## Your task
Would you copy every line of the listing below that includes the word "Kiertoaika"?

━━━━

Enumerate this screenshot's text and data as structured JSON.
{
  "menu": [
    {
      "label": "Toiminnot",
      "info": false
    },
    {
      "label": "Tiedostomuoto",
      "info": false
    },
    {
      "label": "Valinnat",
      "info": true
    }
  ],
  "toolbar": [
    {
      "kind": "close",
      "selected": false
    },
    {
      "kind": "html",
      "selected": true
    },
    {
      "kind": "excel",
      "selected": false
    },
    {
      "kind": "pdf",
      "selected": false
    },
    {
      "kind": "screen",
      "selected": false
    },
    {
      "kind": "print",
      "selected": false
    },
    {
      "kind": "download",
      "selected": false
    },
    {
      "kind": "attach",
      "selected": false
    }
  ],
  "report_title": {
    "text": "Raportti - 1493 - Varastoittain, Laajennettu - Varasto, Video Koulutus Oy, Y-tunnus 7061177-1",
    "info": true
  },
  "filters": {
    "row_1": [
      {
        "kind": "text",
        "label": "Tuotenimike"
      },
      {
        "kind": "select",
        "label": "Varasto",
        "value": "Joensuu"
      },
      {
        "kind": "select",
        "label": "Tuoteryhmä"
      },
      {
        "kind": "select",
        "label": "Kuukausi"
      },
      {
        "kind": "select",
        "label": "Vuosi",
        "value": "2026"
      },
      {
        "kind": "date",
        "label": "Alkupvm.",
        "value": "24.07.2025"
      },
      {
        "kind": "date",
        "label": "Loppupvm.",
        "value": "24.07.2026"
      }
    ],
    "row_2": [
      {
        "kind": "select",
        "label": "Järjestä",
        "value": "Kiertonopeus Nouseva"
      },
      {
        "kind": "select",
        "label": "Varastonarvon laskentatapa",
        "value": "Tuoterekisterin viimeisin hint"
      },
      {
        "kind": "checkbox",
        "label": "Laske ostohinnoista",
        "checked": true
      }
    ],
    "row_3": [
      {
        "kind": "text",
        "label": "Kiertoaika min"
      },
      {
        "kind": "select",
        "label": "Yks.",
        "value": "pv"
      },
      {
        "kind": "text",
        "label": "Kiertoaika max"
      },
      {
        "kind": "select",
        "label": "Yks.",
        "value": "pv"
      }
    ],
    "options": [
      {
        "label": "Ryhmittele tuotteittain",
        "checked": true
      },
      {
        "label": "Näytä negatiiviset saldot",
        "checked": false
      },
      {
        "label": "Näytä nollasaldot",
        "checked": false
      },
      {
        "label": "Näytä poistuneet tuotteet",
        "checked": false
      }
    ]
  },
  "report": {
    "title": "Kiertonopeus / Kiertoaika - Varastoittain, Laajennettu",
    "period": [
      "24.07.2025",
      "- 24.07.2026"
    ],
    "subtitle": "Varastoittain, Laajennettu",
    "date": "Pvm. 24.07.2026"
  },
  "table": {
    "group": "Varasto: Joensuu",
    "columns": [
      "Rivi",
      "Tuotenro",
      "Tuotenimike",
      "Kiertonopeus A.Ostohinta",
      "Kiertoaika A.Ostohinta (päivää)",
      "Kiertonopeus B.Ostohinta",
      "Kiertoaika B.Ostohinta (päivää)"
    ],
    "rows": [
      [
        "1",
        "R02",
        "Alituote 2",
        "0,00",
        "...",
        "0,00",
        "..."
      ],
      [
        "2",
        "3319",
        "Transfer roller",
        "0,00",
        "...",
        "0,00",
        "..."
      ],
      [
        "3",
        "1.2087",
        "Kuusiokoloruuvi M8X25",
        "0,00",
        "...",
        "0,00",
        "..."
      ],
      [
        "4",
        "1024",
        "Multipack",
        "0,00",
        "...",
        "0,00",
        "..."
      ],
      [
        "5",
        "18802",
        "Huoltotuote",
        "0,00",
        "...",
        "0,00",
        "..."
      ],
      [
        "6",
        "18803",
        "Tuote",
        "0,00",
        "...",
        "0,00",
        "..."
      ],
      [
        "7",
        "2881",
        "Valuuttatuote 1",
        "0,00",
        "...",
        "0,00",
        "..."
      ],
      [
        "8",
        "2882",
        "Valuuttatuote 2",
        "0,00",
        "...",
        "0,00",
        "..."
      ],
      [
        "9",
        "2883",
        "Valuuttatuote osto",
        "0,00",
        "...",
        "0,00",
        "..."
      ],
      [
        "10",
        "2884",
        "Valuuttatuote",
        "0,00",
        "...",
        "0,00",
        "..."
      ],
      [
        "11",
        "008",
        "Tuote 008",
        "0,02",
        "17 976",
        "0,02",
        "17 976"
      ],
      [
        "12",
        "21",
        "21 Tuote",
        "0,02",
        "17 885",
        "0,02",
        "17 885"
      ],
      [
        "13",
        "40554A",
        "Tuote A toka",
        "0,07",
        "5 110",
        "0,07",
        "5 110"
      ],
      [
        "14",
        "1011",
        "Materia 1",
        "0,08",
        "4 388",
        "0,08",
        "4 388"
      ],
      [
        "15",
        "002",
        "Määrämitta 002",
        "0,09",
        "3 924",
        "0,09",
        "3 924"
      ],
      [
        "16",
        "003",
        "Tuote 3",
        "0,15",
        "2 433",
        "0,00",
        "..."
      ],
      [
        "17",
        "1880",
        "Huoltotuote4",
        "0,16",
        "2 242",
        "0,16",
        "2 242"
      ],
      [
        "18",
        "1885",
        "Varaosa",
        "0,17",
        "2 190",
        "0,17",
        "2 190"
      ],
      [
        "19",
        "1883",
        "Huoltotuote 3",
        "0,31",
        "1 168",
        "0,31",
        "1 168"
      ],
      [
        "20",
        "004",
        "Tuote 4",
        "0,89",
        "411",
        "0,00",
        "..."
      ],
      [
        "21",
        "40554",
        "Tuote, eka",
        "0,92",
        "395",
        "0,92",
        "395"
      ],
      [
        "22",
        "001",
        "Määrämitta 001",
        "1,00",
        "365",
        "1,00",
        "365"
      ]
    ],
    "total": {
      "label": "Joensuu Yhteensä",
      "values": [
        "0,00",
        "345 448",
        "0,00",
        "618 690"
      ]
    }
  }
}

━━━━

## Answer section
        "label": "Kiertoaika min"
        "label": "Kiertoaika max"
    "title": "Kiertonopeus / Kiertoaika - Varastoittain, Laajennettu",
      "Kiertoaika A.Ostohinta (päivää)",
      "Kiertoaika B.Ostohinta (päivää)"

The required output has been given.